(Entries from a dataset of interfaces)
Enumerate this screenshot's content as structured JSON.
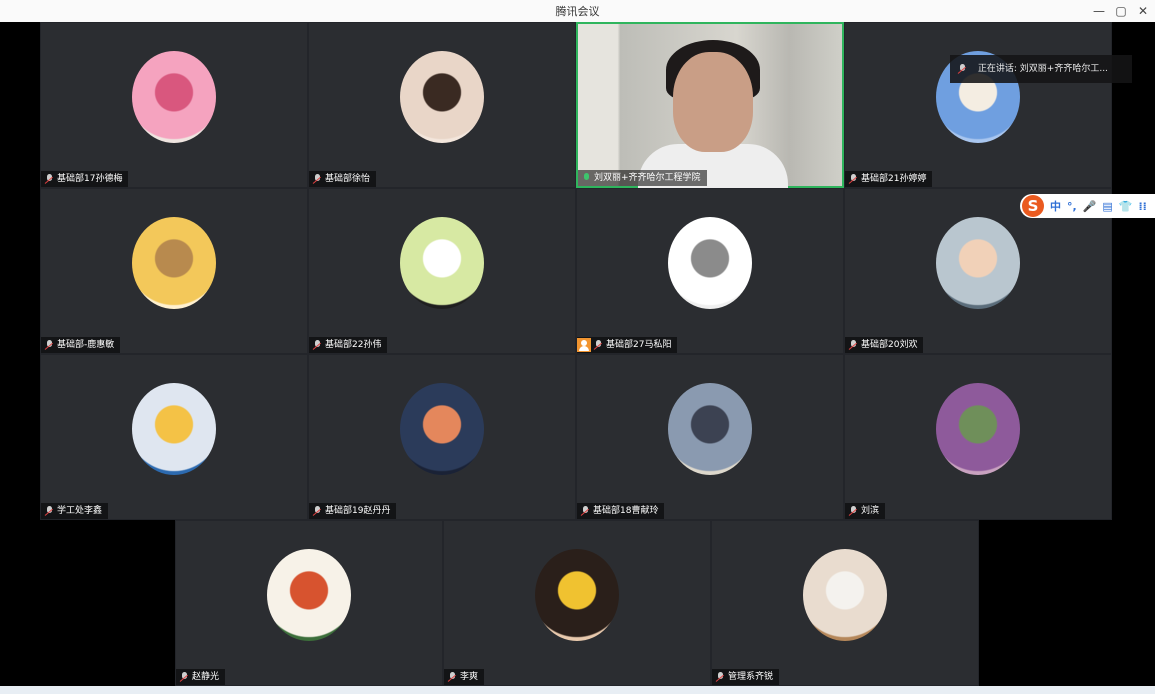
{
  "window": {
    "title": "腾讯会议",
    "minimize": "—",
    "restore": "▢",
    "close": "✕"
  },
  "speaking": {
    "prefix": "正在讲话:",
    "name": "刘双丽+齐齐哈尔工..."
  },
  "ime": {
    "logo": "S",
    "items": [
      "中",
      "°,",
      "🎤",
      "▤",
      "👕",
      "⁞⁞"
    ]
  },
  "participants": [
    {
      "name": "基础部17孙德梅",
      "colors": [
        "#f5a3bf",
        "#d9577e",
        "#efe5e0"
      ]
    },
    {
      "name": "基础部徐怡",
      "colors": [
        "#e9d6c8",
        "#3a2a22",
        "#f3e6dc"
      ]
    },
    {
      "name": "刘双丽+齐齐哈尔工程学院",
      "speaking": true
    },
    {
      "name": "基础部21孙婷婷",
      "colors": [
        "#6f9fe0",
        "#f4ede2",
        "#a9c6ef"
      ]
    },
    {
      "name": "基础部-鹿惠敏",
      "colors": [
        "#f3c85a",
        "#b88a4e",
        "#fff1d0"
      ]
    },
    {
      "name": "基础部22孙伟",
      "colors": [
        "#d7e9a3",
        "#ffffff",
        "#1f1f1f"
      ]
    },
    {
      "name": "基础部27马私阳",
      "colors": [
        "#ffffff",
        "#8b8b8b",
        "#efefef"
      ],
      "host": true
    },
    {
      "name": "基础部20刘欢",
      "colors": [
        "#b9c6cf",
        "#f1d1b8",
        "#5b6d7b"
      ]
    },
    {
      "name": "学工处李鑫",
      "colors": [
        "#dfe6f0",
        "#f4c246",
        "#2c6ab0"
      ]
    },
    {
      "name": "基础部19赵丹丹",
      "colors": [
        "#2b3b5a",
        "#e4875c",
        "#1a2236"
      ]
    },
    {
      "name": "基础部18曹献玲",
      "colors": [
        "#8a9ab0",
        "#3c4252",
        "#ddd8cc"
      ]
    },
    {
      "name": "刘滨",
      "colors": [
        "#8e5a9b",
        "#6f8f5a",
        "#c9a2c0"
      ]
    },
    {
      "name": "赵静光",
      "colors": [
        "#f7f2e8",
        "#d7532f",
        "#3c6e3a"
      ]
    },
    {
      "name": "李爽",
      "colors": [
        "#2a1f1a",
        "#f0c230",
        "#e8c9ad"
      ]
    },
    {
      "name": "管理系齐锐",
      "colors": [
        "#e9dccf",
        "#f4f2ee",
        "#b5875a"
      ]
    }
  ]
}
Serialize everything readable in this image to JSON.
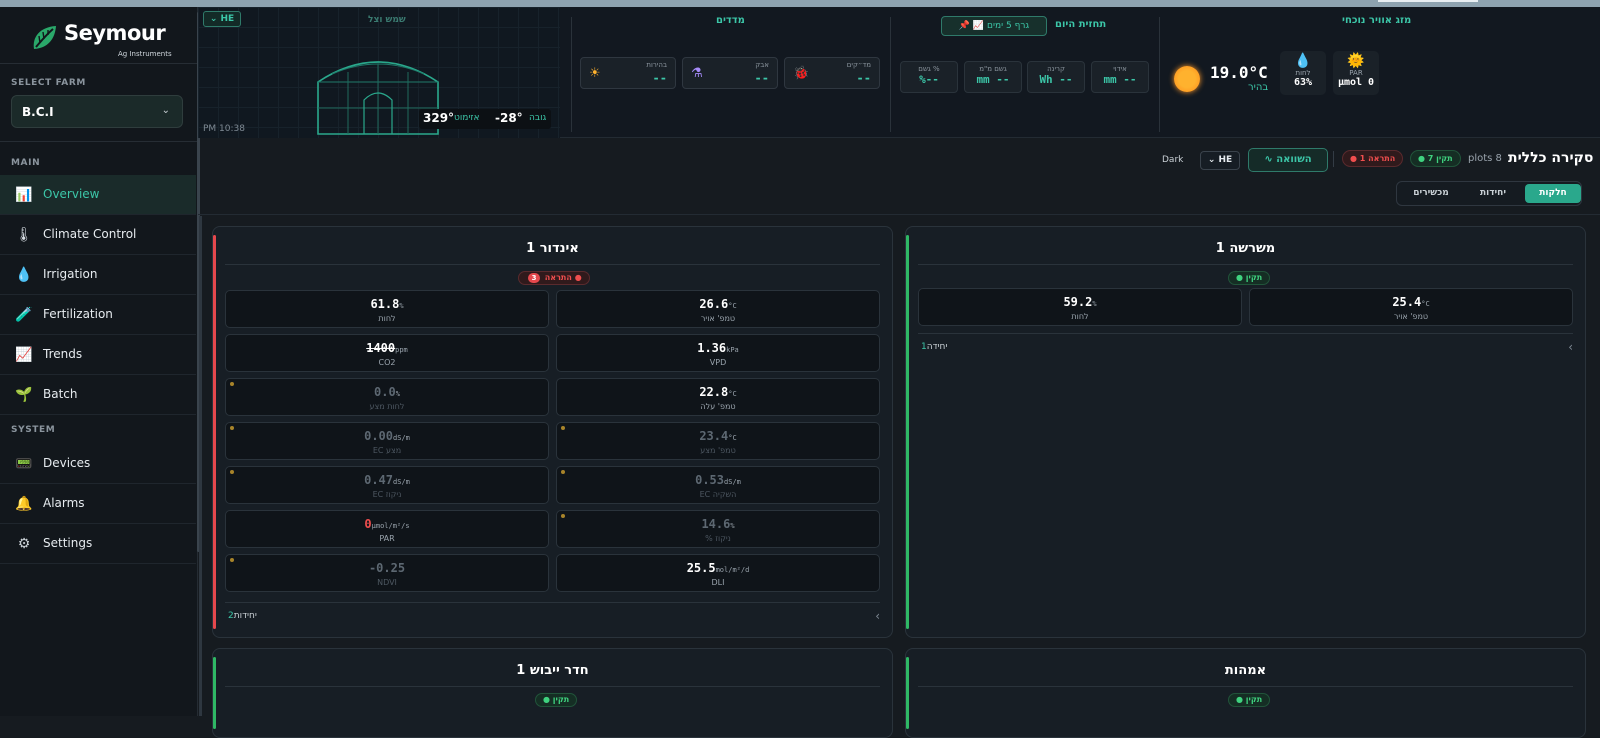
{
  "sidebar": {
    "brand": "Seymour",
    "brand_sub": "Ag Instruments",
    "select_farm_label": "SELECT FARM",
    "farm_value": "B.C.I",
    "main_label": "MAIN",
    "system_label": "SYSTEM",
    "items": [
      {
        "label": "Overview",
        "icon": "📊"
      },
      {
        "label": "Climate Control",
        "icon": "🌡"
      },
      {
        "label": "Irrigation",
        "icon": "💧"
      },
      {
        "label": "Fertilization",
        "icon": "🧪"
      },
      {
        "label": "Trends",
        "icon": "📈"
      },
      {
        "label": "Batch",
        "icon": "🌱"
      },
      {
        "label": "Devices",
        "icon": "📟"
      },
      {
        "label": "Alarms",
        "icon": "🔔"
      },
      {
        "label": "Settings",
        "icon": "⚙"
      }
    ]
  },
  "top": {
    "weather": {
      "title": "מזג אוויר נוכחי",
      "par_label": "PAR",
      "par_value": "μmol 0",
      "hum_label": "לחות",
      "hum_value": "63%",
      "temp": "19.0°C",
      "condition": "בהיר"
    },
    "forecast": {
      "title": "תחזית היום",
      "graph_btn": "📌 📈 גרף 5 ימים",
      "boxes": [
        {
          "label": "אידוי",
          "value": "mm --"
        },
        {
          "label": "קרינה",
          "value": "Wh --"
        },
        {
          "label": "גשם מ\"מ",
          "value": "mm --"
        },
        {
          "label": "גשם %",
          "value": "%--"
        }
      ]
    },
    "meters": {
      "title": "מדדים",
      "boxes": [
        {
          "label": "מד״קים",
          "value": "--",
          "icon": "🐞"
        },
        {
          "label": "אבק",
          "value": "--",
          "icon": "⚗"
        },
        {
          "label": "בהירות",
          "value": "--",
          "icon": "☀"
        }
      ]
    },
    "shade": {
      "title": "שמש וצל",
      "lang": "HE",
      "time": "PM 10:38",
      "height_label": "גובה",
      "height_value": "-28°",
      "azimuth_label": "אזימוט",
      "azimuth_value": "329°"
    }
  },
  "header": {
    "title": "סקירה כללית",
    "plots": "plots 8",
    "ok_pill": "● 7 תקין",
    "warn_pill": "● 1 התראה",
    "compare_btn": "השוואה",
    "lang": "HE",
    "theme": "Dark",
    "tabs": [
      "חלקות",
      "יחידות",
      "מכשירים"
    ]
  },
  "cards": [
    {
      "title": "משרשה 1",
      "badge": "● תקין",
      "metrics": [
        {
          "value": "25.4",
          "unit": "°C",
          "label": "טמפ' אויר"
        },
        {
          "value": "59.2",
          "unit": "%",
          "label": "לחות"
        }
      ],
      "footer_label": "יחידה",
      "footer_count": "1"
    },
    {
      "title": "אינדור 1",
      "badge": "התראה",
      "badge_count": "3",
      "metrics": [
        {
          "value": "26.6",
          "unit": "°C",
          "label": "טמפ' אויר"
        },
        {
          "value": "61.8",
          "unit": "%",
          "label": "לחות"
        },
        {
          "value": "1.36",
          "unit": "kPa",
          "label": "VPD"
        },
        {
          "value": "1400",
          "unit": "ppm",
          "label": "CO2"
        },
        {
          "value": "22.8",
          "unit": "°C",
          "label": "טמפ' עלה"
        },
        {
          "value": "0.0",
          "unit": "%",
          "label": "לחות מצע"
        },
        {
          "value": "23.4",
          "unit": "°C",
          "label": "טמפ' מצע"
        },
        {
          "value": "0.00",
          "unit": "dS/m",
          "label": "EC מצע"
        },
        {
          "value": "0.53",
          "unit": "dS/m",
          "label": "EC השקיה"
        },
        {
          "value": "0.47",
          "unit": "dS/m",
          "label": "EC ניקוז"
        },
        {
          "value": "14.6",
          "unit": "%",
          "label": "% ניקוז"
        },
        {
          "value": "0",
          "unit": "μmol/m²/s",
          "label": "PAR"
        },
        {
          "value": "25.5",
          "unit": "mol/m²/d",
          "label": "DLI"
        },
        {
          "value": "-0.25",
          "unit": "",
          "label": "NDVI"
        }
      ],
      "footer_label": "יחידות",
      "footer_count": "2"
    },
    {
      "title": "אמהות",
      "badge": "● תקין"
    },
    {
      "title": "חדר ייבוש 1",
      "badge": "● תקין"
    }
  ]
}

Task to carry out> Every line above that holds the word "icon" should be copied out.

Reply>
        "icon": "📊"
        "icon": "🌡"
        "icon": "💧"
        "icon": "🧪"
        "icon": "📈"
        "icon": "🌱"
        "icon": "📟"
        "icon": "🔔"
        "icon": "⚙"
          "icon": "🐞"
          "icon": "⚗"
          "icon": "☀"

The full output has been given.